Galvin and his security team roll up well armed and at all hours to help "mitigate risk." They restock the machines with $20 bills, 10s, 5s and 1s. Galvin inspects his security equipment and polishes their ATMs' exteriors. His customers want to feel safe when they drive up or walk up to make withdrawals, he explains.
The Kansas City police, he says, is a "strong ally." He's worked closely with them over the past year to better understand crime trends. Just weeks prior, in a neighborhood near two of Galvin's cash machines, a gunman standing on the sidewalk opened fire on a public bus as it drove by, pumping multiple rounds into the cabin and wounding a teenage girl inside. The incident was captured by the bus' surveillance cameras.
Galvin had considered putting a machine at this location upon launching Arrowhead Capital. " It is a good area," he says, "because although there is one bank, they do not have an ATM at all because of the risk. In the business community they term that as a barrier which prohibits a lot of investors from entering the market."
Along the route, Galvin talks at length about his military training and the applicable skills in his new line of work. He uses terms like "counter-reconnaissance" when surveying for anomalies that could indicate a threat is imminent, and "key terrain analysis" to describe how he identifies desirable locations for new ATMs.
One such lot has special meaning. It's the site of a future Conoco gas station and convenience store. The property was once owned by Galvin's grandfather, his Opa, a German immigrant who came to America with very little and built a life for his family, first as a butcher and later as the owner of a bar and grill here in what's become Kansas City's urban core.
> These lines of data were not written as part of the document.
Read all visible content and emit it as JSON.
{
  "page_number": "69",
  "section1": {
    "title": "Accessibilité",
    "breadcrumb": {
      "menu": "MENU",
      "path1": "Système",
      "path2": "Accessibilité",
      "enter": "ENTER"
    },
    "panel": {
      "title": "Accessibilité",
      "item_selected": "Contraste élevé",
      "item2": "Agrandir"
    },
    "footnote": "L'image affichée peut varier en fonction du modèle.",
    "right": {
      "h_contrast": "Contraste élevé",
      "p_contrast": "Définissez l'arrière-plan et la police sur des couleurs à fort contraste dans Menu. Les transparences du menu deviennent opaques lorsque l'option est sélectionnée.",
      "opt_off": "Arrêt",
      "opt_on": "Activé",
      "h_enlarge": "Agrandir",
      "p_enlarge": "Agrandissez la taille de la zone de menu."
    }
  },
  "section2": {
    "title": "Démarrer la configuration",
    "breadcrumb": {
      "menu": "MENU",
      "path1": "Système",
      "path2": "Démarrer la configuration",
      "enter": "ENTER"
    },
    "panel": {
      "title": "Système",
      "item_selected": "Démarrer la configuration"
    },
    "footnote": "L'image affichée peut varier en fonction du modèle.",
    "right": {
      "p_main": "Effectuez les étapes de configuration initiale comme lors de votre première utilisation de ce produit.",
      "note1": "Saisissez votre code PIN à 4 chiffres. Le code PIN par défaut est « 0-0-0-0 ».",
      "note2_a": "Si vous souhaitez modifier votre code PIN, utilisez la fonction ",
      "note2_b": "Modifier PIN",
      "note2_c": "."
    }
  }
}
Relating the story proves difficult. There's pain associated with it.
The battle-hardened Marine swipes away his tears and apologizes. There's a long drawn breath of the winter air, and then it's time to move out.
"In my heart," Galvin said later, "I want to move on. If I can just get my life back."
He believes central to that, for him and his men, is a formal statement of vindication from the Marine Corps for Fox Company's actions in Afghanistan on March 4, 2007. That's been his quest ever since. Next year, MARSOC celebrates its 10th anniversary. How the story of its first unit sent to combat will be told remains to be seen.
Andrew deGrandpre is Military Times' digital news director.